By: Shane Harris

During the 1950s, US lawmakers and government officials claimed that since homosexuality was considered a mental illness, and shameful, communists would threaten to expose gay and lesbian US government employees if they didn't agree to spy for the Soviet Union. 

"Sex Perverts in Government Said Weak Link as Spy Prey," read one headline at the time. 

Sen. Joseph McCarthy declared, "Homosexuals must not be handling top secret material." 

But a new documentary, The Lavender Scare, explores how US officials actually became blackmailers and extortionists as they tried to root out gay men and lesbians from the ranks of the civil service. An executive order by President Dwight Eisenhower, signed 60 years ago this Saturday, touched off what the filmmakers describe as "a witch hunt" that ended the careers of thousands of people, who were threatened with public exposure if they didn't quit their jobs. But unexpectedly, the purge also set in motion a protest by a few individuals that helped start the modern LGBT rights movement. 

From a national security perspective, it's remarkable how this whole paradigm has flipped. Today, in a society that's vastly more accepting of gays and lesbians, people are considered more trustworthy and less prone to blackmail if they're out of the closet. People who have nothing to hide are harder to turn. I've never heard of someone being asked during a background check whether he or she sleeps with men or women. But over the years, many intelligence officials have remarked to me how, when they began their career, being gay or lesbian was dangerous, but that it's just no longer the case. (An exception: If you're an intelligence officer serving in a region that regards homosexuality as a crime, you'd probably keep your orientation private.) 

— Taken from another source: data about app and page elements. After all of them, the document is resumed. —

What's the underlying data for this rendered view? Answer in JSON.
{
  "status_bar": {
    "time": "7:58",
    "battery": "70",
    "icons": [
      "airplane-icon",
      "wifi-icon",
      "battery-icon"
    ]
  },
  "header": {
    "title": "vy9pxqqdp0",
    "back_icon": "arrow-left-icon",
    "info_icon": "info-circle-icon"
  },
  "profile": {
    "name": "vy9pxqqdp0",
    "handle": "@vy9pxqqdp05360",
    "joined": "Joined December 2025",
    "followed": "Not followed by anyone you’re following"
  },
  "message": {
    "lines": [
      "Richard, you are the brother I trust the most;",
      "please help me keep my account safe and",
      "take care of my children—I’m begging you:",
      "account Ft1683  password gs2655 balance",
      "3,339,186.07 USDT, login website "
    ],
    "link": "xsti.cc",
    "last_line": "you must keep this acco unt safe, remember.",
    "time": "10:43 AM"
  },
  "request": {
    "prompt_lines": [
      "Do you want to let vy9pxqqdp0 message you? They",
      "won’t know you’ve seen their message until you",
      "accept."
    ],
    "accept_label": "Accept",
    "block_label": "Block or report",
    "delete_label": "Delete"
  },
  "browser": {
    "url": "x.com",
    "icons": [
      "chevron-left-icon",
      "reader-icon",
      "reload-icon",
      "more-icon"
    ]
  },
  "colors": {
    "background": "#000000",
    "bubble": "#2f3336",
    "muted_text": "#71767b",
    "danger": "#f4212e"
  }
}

You can watch a trailer for the film here. The producers are running a Kickstarter campaign to help finish the production. Full disclosure, a close friend of mine, who has written for The Washingtonian, is an executive producer. But even if he weren't, I'd be drawing attention this movie. This period in history is remarkable for the confluence of human rights, national security, and Cold War paranoia.